(Entries from a dataset of interfaces)
○ ○ ○ ○ ○ ○ ○
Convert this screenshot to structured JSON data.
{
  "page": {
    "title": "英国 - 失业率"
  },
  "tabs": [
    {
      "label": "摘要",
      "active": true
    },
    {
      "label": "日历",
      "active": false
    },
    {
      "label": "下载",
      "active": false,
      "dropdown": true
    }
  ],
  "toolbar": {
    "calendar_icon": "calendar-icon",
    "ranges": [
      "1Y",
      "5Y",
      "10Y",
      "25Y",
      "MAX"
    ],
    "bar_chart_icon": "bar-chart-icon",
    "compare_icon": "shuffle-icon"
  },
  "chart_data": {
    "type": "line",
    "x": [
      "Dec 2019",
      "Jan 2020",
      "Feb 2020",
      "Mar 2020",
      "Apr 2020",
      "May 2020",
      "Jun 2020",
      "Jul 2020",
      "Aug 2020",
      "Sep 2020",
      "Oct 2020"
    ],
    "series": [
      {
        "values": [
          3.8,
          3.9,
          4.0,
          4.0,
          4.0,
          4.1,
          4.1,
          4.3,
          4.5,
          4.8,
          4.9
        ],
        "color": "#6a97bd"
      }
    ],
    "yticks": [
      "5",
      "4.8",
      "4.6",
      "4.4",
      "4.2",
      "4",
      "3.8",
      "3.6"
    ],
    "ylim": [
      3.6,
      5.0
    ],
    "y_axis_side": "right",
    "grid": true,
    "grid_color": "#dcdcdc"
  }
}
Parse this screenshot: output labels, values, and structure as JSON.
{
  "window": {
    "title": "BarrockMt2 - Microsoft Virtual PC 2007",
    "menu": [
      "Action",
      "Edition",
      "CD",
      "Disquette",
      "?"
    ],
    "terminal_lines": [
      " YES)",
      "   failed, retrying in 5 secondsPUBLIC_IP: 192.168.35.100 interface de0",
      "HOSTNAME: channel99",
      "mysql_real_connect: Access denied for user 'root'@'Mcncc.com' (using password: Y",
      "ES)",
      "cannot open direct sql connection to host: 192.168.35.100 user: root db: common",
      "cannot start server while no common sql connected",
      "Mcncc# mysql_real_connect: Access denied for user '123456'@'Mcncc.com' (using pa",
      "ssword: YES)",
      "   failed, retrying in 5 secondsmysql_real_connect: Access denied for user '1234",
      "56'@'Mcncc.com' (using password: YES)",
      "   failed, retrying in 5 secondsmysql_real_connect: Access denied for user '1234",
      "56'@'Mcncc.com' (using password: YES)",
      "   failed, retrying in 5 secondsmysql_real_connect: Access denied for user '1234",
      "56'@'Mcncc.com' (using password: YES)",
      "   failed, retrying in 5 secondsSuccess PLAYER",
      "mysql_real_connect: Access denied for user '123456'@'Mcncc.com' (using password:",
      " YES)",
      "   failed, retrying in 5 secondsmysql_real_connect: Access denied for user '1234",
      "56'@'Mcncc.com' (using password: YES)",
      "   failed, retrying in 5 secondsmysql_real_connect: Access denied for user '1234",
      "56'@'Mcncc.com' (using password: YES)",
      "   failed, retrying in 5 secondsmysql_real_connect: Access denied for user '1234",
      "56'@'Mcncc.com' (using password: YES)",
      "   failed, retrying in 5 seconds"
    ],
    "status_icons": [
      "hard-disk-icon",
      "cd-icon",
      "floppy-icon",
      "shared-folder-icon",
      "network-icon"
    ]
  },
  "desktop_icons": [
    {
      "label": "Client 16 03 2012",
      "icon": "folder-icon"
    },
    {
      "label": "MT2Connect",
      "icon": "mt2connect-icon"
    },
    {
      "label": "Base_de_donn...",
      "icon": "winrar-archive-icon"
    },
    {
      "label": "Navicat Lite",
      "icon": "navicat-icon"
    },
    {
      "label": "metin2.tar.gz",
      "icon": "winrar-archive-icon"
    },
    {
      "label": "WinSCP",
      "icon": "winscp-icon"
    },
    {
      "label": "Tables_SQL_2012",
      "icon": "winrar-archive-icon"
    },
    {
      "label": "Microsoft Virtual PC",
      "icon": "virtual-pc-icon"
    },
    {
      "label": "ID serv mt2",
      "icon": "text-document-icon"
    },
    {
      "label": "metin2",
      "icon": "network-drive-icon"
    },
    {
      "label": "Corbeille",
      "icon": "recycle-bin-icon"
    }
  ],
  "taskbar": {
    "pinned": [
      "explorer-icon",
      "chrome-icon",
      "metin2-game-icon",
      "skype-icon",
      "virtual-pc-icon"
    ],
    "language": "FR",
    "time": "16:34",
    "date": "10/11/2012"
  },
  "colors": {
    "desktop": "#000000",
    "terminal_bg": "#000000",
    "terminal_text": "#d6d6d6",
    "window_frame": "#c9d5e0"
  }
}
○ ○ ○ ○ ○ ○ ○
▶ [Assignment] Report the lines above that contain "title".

▶ [Answer to the problem]
    "title": "英国 - 失业率"
    "title": "BarrockMt2 - Microsoft Virtual PC 2007",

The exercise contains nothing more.